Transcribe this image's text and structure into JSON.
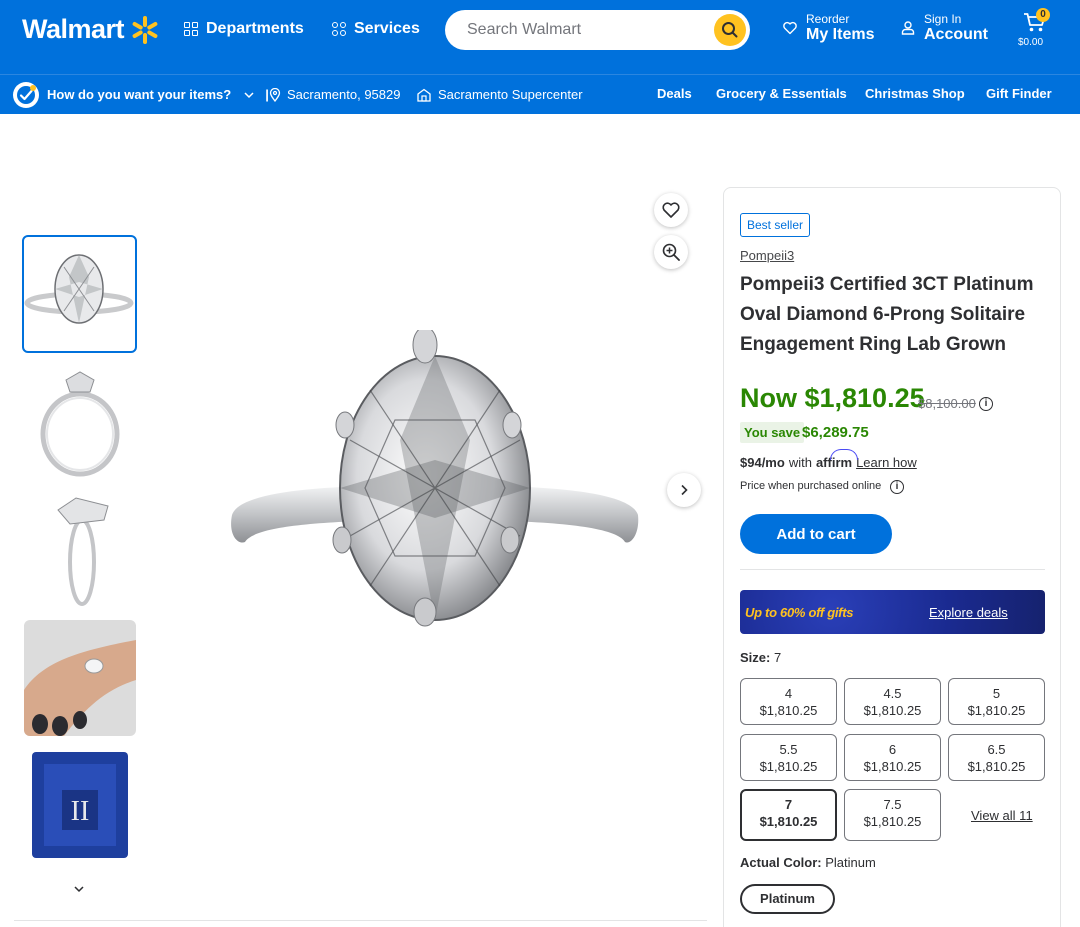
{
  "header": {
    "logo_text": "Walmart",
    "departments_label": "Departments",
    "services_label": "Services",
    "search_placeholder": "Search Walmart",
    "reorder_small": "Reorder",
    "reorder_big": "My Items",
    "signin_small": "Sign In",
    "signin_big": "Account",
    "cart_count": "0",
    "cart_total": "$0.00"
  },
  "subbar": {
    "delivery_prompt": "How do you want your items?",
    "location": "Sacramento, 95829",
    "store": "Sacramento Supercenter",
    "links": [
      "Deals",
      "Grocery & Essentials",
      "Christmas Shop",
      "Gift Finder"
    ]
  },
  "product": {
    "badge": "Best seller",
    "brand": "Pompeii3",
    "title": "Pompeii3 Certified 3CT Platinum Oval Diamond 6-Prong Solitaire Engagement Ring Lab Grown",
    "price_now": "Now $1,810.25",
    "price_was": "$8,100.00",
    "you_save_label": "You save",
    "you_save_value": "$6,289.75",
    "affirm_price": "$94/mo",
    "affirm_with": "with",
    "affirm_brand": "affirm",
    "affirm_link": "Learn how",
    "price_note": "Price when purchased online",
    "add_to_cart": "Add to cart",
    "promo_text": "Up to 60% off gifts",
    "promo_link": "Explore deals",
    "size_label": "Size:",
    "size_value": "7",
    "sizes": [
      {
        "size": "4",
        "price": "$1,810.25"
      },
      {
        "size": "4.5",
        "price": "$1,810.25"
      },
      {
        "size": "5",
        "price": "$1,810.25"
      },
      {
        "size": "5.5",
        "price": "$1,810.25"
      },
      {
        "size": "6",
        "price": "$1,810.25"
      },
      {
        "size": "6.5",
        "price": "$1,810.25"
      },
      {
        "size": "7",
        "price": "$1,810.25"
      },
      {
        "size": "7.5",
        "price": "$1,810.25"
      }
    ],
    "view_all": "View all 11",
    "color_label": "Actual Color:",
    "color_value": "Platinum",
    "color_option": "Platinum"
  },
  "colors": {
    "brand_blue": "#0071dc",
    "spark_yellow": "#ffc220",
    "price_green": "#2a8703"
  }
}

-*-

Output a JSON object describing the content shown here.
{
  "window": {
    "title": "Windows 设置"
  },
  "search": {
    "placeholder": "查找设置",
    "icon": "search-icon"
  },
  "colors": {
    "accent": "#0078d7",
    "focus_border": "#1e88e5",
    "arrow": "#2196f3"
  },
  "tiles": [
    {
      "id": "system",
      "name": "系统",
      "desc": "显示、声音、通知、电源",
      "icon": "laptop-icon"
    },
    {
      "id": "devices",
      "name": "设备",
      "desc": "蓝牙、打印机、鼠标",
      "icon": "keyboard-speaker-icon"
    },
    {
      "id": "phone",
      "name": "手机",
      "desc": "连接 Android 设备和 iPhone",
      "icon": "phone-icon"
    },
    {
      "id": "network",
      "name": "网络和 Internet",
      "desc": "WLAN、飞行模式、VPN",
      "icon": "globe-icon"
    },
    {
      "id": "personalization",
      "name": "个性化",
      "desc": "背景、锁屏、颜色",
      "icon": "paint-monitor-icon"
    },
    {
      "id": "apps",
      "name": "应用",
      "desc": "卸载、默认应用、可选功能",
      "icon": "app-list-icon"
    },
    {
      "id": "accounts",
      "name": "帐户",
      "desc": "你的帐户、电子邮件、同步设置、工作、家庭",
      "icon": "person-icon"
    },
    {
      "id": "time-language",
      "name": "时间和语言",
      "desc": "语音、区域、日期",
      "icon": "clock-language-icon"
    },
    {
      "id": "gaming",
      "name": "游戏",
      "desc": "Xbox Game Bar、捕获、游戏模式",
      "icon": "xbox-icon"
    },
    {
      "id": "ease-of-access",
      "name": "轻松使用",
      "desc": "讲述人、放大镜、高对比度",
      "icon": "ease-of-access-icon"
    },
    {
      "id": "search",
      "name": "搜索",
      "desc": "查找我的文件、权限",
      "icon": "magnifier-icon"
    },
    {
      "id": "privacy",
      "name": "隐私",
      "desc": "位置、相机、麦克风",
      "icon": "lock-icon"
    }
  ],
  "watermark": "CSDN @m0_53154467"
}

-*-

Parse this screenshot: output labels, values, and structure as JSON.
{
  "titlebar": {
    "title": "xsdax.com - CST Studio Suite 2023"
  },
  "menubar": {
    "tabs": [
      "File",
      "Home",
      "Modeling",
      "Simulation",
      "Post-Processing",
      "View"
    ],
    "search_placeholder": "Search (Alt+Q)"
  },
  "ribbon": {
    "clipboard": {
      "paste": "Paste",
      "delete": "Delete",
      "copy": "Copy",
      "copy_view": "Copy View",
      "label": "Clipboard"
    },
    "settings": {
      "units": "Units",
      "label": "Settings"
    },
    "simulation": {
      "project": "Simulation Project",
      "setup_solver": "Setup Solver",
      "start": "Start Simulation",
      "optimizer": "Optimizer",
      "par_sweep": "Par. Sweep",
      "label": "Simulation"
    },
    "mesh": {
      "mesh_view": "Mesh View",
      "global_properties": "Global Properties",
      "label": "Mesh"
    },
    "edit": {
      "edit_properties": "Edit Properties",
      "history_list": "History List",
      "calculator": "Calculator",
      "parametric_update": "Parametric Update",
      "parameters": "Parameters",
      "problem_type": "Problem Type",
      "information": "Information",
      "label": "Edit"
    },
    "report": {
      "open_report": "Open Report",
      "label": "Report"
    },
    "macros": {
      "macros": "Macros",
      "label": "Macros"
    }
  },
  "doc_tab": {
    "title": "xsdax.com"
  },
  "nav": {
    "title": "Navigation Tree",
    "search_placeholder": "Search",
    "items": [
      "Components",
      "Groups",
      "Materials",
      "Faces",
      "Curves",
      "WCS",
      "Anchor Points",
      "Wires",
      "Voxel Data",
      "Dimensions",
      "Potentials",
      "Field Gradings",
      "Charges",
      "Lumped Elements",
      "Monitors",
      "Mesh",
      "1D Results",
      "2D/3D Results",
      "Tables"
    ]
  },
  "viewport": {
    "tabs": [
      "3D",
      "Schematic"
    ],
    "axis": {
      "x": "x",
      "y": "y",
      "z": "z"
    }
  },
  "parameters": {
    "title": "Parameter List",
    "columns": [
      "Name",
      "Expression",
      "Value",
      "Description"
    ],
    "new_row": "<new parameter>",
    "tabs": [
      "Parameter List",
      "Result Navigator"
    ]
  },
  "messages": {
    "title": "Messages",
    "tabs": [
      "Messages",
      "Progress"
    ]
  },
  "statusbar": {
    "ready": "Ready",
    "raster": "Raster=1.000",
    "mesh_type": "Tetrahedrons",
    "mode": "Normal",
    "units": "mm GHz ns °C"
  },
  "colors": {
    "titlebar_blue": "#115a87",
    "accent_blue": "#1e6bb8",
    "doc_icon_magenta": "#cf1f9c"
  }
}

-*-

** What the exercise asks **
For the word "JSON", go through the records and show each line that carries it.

** Written reply **
Transcribe this image's text and structure into JSON.
Output a JSON object describing the content shown here.
Parse this screenshot: output labels, values, and structure as JSON.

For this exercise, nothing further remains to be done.